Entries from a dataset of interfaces
- - -

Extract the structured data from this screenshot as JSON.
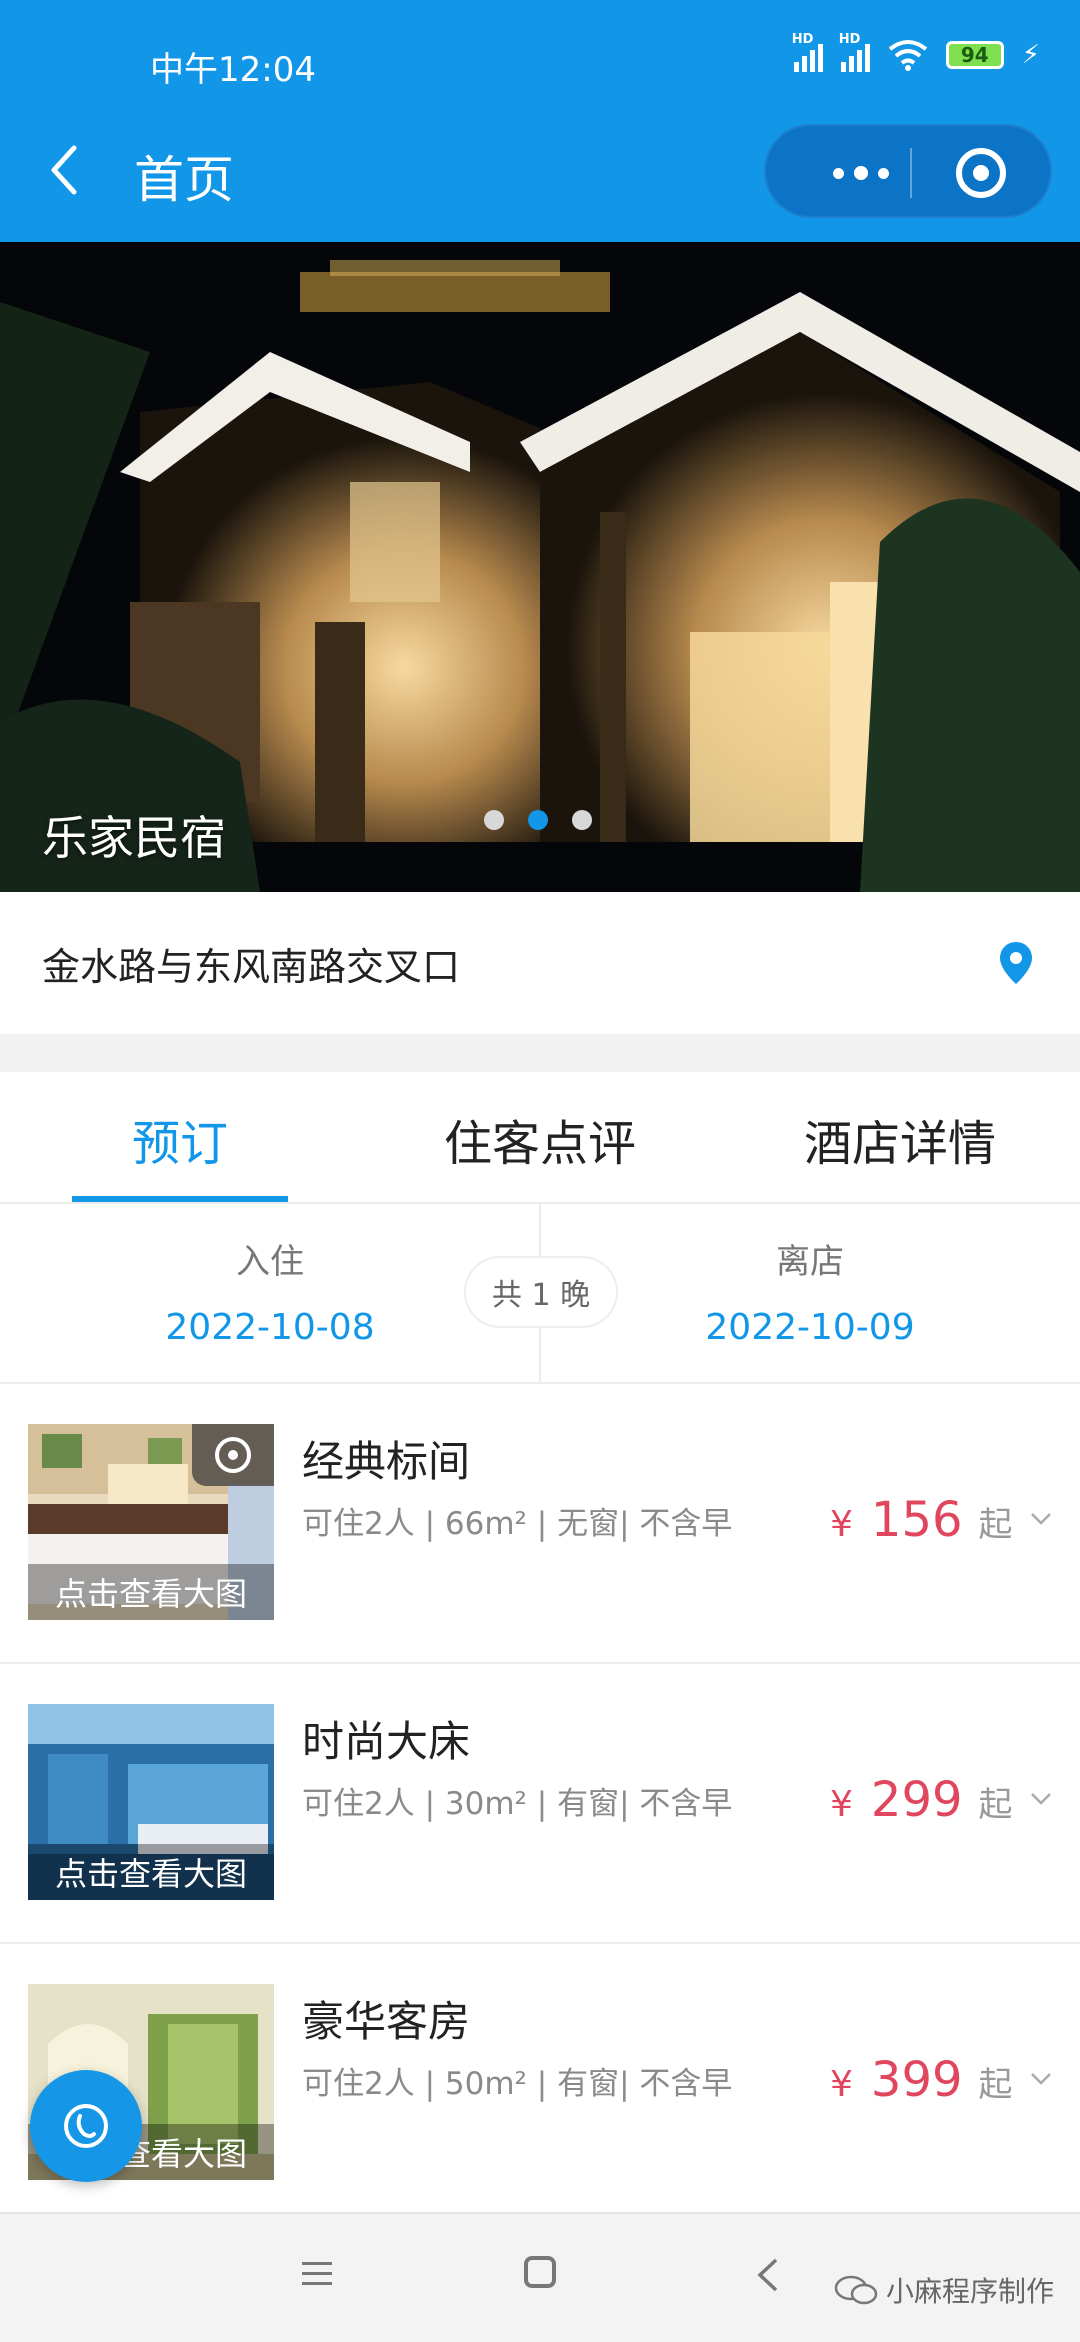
{
  "status_bar": {
    "time": "中午12:04",
    "battery": "94",
    "sim1": "HD",
    "sim2": "HD"
  },
  "nav": {
    "title": "首页"
  },
  "hero": {
    "hotel_name": "乐家民宿",
    "page_count": 3,
    "active_page": 2
  },
  "address": {
    "text": "金水路与东风南路交叉口"
  },
  "tabs": [
    {
      "label": "预订",
      "active": true
    },
    {
      "label": "住客点评",
      "active": false
    },
    {
      "label": "酒店详情",
      "active": false
    }
  ],
  "stay": {
    "checkin_label": "入住",
    "checkin_date": "2022-10-08",
    "nights": "共 1 晚",
    "checkout_label": "离店",
    "checkout_date": "2022-10-09"
  },
  "rooms": [
    {
      "name": "经典标间",
      "desc": "可住2人 | 66m² | 无窗| 不含早",
      "currency": "¥",
      "price": "156",
      "suffix": "起",
      "caption": "点击查看大图",
      "thumb_theme": "warm"
    },
    {
      "name": "时尚大床",
      "desc": "可住2人 | 30m² | 有窗| 不含早",
      "currency": "¥",
      "price": "299",
      "suffix": "起",
      "caption": "点击查看大图",
      "thumb_theme": "blue"
    },
    {
      "name": "豪华客房",
      "desc": "可住2人 | 50m² | 有窗| 不含早",
      "currency": "¥",
      "price": "399",
      "suffix": "起",
      "caption": "点击查看大图",
      "thumb_theme": "green"
    }
  ],
  "watermark": "小麻程序制作",
  "colors": {
    "primary": "#1296e8",
    "price": "#e0465e"
  }
}
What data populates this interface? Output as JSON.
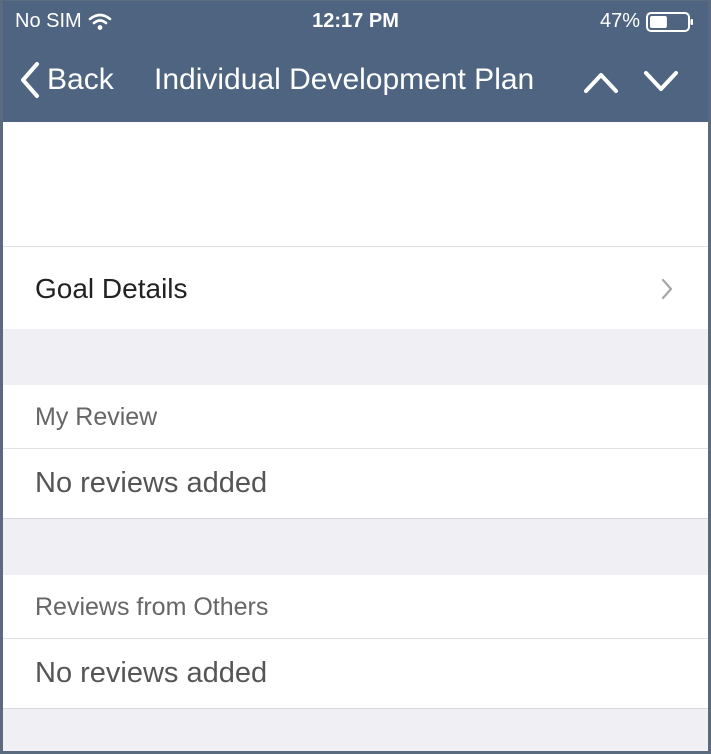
{
  "status_bar": {
    "carrier": "No SIM",
    "time": "12:17 PM",
    "battery_percent": "47%",
    "battery_level": 0.47,
    "wifi_icon": "wifi-icon",
    "battery_icon": "battery-icon"
  },
  "nav_bar": {
    "back_label": "Back",
    "title": "Individual Development Plan",
    "back_icon": "chevron-left-icon",
    "up_icon": "chevron-up-icon",
    "down_icon": "chevron-down-icon"
  },
  "goal_details": {
    "label": "Goal Details",
    "icon": "chevron-right-icon"
  },
  "my_review": {
    "header": "My Review",
    "empty_text": "No reviews added"
  },
  "reviews_from_others": {
    "header": "Reviews from Others",
    "empty_text": "No reviews added"
  },
  "colors": {
    "header_background": "#4e6480",
    "group_background": "#efeff4",
    "separator": "#e1e1e6"
  }
}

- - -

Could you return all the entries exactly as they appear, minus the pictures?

Extract the structured data from this screenshot as JSON.
{
  "status_bar": {
    "time": "中午12:04",
    "battery": "94",
    "sim1": "HD",
    "sim2": "HD"
  },
  "nav": {
    "title": "首页"
  },
  "hero": {
    "hotel_name": "乐家民宿",
    "page_count": 3,
    "active_page": 2
  },
  "address": {
    "text": "金水路与东风南路交叉口"
  },
  "tabs": [
    {
      "label": "预订",
      "active": true
    },
    {
      "label": "住客点评",
      "active": false
    },
    {
      "label": "酒店详情",
      "active": false
    }
  ],
  "stay": {
    "checkin_label": "入住",
    "checkin_date": "2022-10-08",
    "nights": "共 1 晚",
    "checkout_label": "离店",
    "checkout_date": "2022-10-09"
  },
  "rooms": [
    {
      "name": "经典标间",
      "desc": "可住2人 | 66m² | 无窗| 不含早",
      "currency": "¥",
      "price": "156",
      "suffix": "起",
      "caption": "点击查看大图",
      "thumb_theme": "warm"
    },
    {
      "name": "时尚大床",
      "desc": "可住2人 | 30m² | 有窗| 不含早",
      "currency": "¥",
      "price": "299",
      "suffix": "起",
      "caption": "点击查看大图",
      "thumb_theme": "blue"
    },
    {
      "name": "豪华客房",
      "desc": "可住2人 | 50m² | 有窗| 不含早",
      "currency": "¥",
      "price": "399",
      "suffix": "起",
      "caption": "点击查看大图",
      "thumb_theme": "green"
    }
  ],
  "watermark": "小麻程序制作",
  "colors": {
    "primary": "#1296e8",
    "price": "#e0465e"
  }
}
What data populates this interface? Output as JSON.
{
  "status_bar": {
    "carrier": "No SIM",
    "time": "12:17 PM",
    "battery_percent": "47%",
    "battery_level": 0.47,
    "wifi_icon": "wifi-icon",
    "battery_icon": "battery-icon"
  },
  "nav_bar": {
    "back_label": "Back",
    "title": "Individual Development Plan",
    "back_icon": "chevron-left-icon",
    "up_icon": "chevron-up-icon",
    "down_icon": "chevron-down-icon"
  },
  "goal_details": {
    "label": "Goal Details",
    "icon": "chevron-right-icon"
  },
  "my_review": {
    "header": "My Review",
    "empty_text": "No reviews added"
  },
  "reviews_from_others": {
    "header": "Reviews from Others",
    "empty_text": "No reviews added"
  },
  "colors": {
    "header_background": "#4e6480",
    "group_background": "#efeff4",
    "separator": "#e1e1e6"
  }
}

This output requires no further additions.